§ **Problem requirements**
Your response should reproduce every line of the entries that contains the word "name".

§ **Data in this exercise**
◆ ◆ ◆

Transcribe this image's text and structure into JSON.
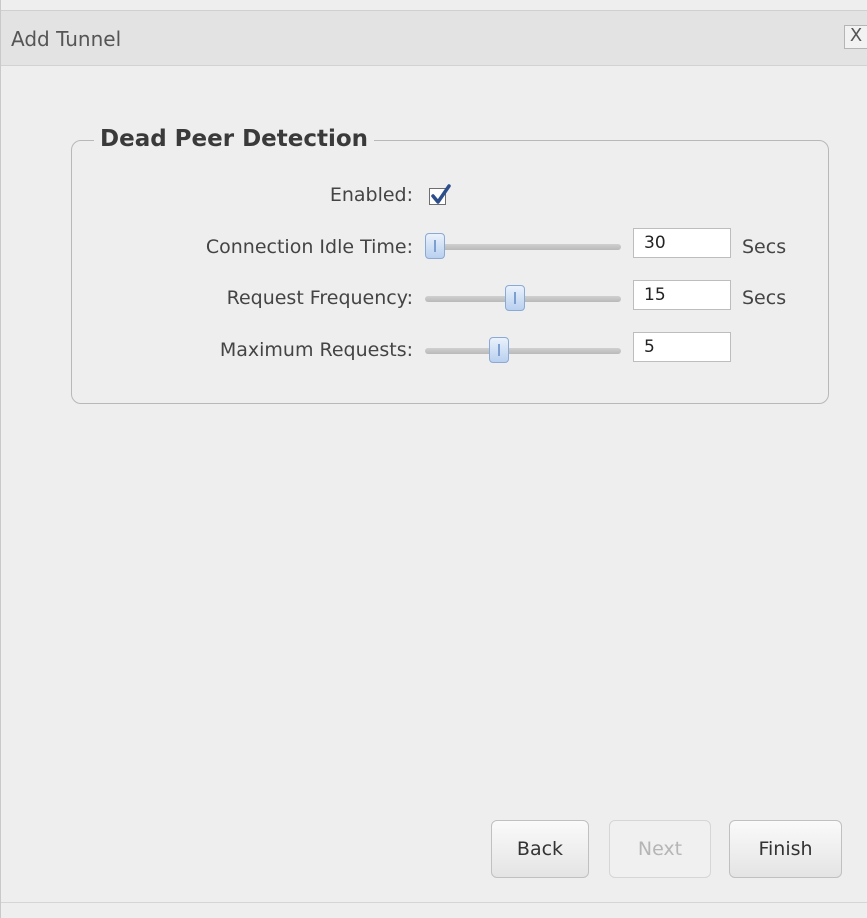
{
  "window": {
    "title": "Add Tunnel",
    "close_label": "X"
  },
  "group": {
    "legend": "Dead Peer Detection",
    "enabled": {
      "label": "Enabled:",
      "checked": true
    },
    "idle_time": {
      "label": "Connection Idle Time:",
      "value": "30",
      "unit": "Secs",
      "slider_fraction": 0.05
    },
    "request_frequency": {
      "label": "Request Frequency:",
      "value": "15",
      "unit": "Secs",
      "slider_fraction": 0.46
    },
    "max_requests": {
      "label": "Maximum Requests:",
      "value": "5",
      "slider_fraction": 0.38
    }
  },
  "buttons": {
    "back": "Back",
    "next": "Next",
    "finish": "Finish"
  },
  "colors": {
    "accent": "#8aaad4",
    "checkbox_check": "#2c4f8c"
  }
}
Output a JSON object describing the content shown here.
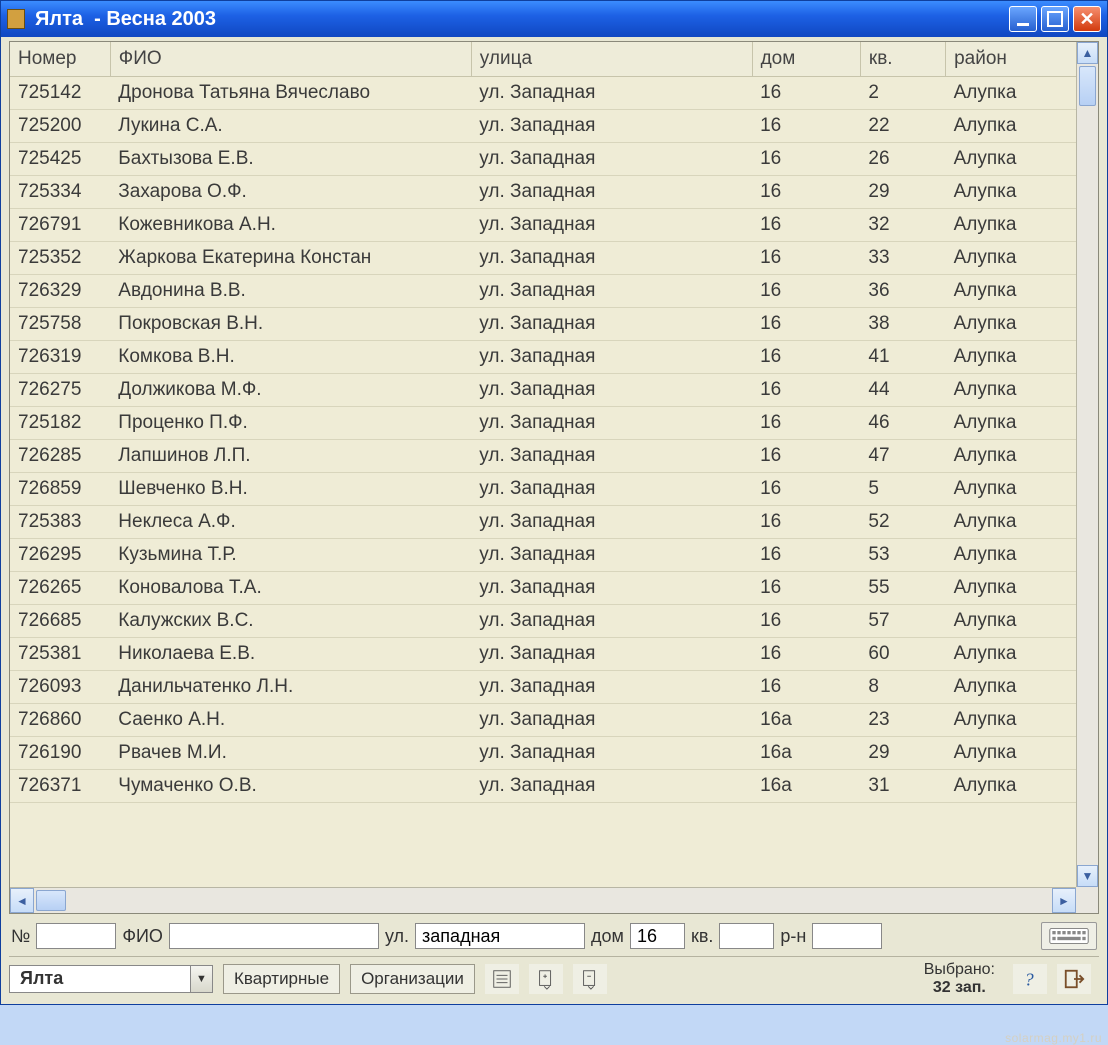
{
  "window": {
    "title": "Ялта  - Весна 2003"
  },
  "columns": {
    "number": "Номер",
    "fio": "ФИО",
    "street": "улица",
    "house": "дом",
    "apt": "кв.",
    "district": "район"
  },
  "rows": [
    {
      "num": "725142",
      "fio": "Дронова Татьяна Вячеславо",
      "street": "ул. Западная",
      "house": "16",
      "apt": "2",
      "district": "Алупка"
    },
    {
      "num": "725200",
      "fio": "Лукина С.А.",
      "street": "ул. Западная",
      "house": "16",
      "apt": "22",
      "district": "Алупка"
    },
    {
      "num": "725425",
      "fio": "Бахтызова Е.В.",
      "street": "ул. Западная",
      "house": "16",
      "apt": "26",
      "district": "Алупка"
    },
    {
      "num": "725334",
      "fio": "Захарова О.Ф.",
      "street": "ул. Западная",
      "house": "16",
      "apt": "29",
      "district": "Алупка"
    },
    {
      "num": "726791",
      "fio": "Кожевникова А.Н.",
      "street": "ул. Западная",
      "house": "16",
      "apt": "32",
      "district": "Алупка"
    },
    {
      "num": "725352",
      "fio": "Жаркова Екатерина Констан",
      "street": "ул. Западная",
      "house": "16",
      "apt": "33",
      "district": "Алупка"
    },
    {
      "num": "726329",
      "fio": "Авдонина В.В.",
      "street": "ул. Западная",
      "house": "16",
      "apt": "36",
      "district": "Алупка"
    },
    {
      "num": "725758",
      "fio": "Покровская В.Н.",
      "street": "ул. Западная",
      "house": "16",
      "apt": "38",
      "district": "Алупка"
    },
    {
      "num": "726319",
      "fio": "Комкова В.Н.",
      "street": "ул. Западная",
      "house": "16",
      "apt": "41",
      "district": "Алупка"
    },
    {
      "num": "726275",
      "fio": "Должикова М.Ф.",
      "street": "ул. Западная",
      "house": "16",
      "apt": "44",
      "district": "Алупка"
    },
    {
      "num": "725182",
      "fio": "Проценко П.Ф.",
      "street": "ул. Западная",
      "house": "16",
      "apt": "46",
      "district": "Алупка"
    },
    {
      "num": "726285",
      "fio": "Лапшинов Л.П.",
      "street": "ул. Западная",
      "house": "16",
      "apt": "47",
      "district": "Алупка"
    },
    {
      "num": "726859",
      "fio": "Шевченко В.Н.",
      "street": "ул. Западная",
      "house": "16",
      "apt": "5",
      "district": "Алупка"
    },
    {
      "num": "725383",
      "fio": "Неклеса А.Ф.",
      "street": "ул. Западная",
      "house": "16",
      "apt": "52",
      "district": "Алупка"
    },
    {
      "num": "726295",
      "fio": "Кузьмина Т.Р.",
      "street": "ул. Западная",
      "house": "16",
      "apt": "53",
      "district": "Алупка"
    },
    {
      "num": "726265",
      "fio": "Коновалова Т.А.",
      "street": "ул. Западная",
      "house": "16",
      "apt": "55",
      "district": "Алупка"
    },
    {
      "num": "726685",
      "fio": "Калужских В.С.",
      "street": "ул. Западная",
      "house": "16",
      "apt": "57",
      "district": "Алупка"
    },
    {
      "num": "725381",
      "fio": "Николаева Е.В.",
      "street": "ул. Западная",
      "house": "16",
      "apt": "60",
      "district": "Алупка"
    },
    {
      "num": "726093",
      "fio": "Данильчатенко Л.Н.",
      "street": "ул. Западная",
      "house": "16",
      "apt": "8",
      "district": "Алупка"
    },
    {
      "num": "726860",
      "fio": "Саенко А.Н.",
      "street": "ул. Западная",
      "house": "16а",
      "apt": "23",
      "district": "Алупка"
    },
    {
      "num": "726190",
      "fio": "Рвачев М.И.",
      "street": "ул. Западная",
      "house": "16а",
      "apt": "29",
      "district": "Алупка"
    },
    {
      "num": "726371",
      "fio": "Чумаченко О.В.",
      "street": "ул. Западная",
      "house": "16а",
      "apt": "31",
      "district": "Алупка"
    }
  ],
  "search": {
    "num_label": "№",
    "num_value": "",
    "fio_label": "ФИО",
    "fio_value": "",
    "street_label": "ул.",
    "street_value": "западная",
    "house_label": "дом",
    "house_value": "16",
    "apt_label": "кв.",
    "apt_value": "",
    "district_label": "р-н",
    "district_value": ""
  },
  "bottom": {
    "city_value": "Ялта",
    "btn_kvartirnye": "Квартирные",
    "btn_organizacii": "Организации",
    "selected_label": "Выбрано:",
    "selected_count": "32 зап."
  },
  "watermark": "solarmag.my1.ru"
}
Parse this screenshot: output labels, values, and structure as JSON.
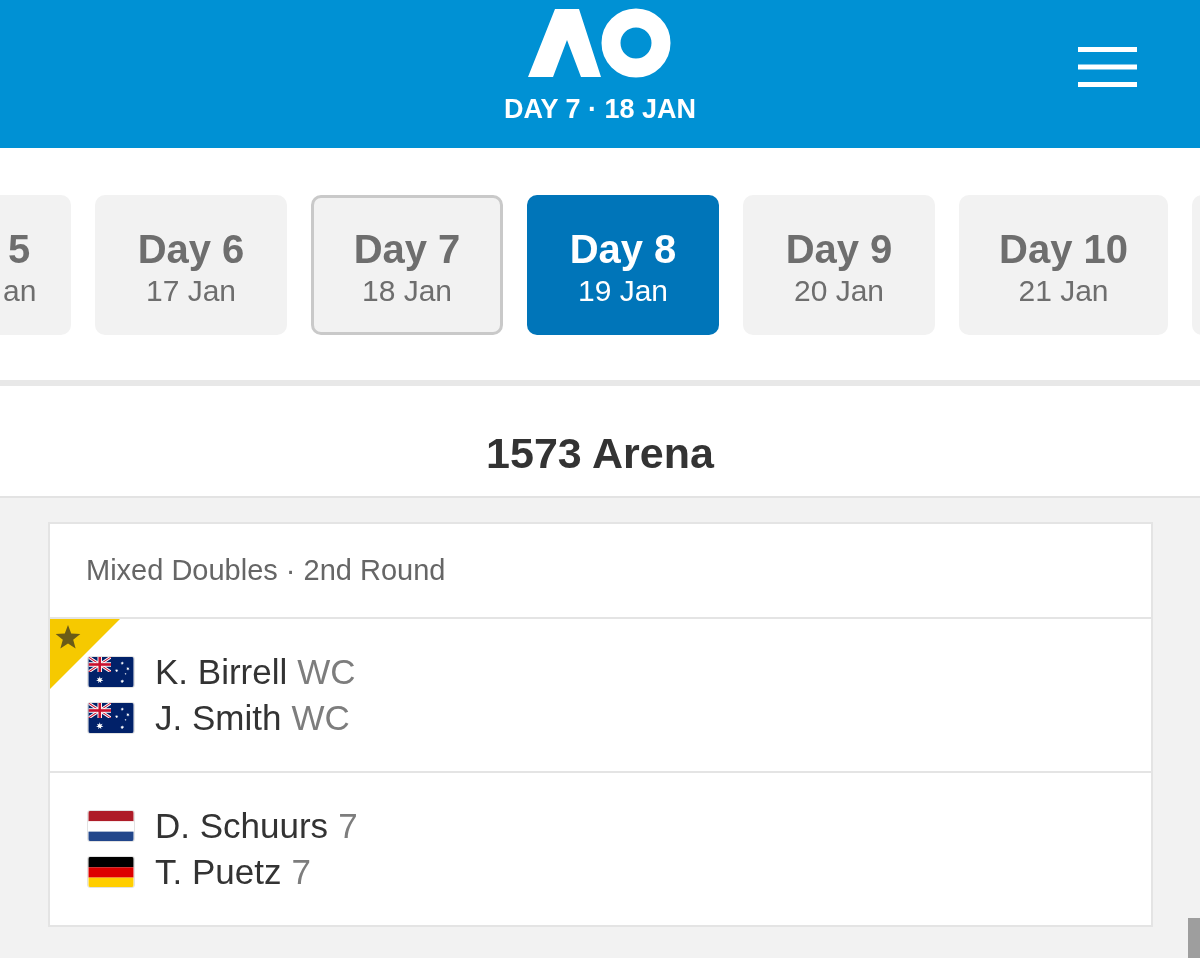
{
  "header": {
    "subtitle": "DAY 7 · 18 JAN"
  },
  "days": [
    {
      "label": "5",
      "date": "an",
      "selected": false,
      "today": false
    },
    {
      "label": "Day 6",
      "date": "17 Jan",
      "selected": false,
      "today": false
    },
    {
      "label": "Day 7",
      "date": "18 Jan",
      "selected": false,
      "today": true
    },
    {
      "label": "Day 8",
      "date": "19 Jan",
      "selected": true,
      "today": false
    },
    {
      "label": "Day 9",
      "date": "20 Jan",
      "selected": false,
      "today": false
    },
    {
      "label": "Day 10",
      "date": "21 Jan",
      "selected": false,
      "today": false
    }
  ],
  "court": {
    "name": "1573 Arena"
  },
  "match": {
    "event": "Mixed Doubles · 2nd Round",
    "teams": [
      {
        "starred": true,
        "players": [
          {
            "kind": "australia",
            "name": "K. Birrell",
            "tag": "WC"
          },
          {
            "kind": "australia",
            "name": "J. Smith",
            "tag": "WC"
          }
        ]
      },
      {
        "starred": false,
        "players": [
          {
            "kind": "netherlands",
            "name": "D. Schuurs",
            "tag": "7"
          },
          {
            "kind": "germany",
            "name": "T. Puetz",
            "tag": "7"
          }
        ]
      }
    ]
  }
}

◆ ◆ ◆

§ **Written answer**
    "name": "1573 Arena"
            "name": "K. Birrell",
            "name": "J. Smith",
            "name": "D. Schuurs",
            "name": "T. Puetz",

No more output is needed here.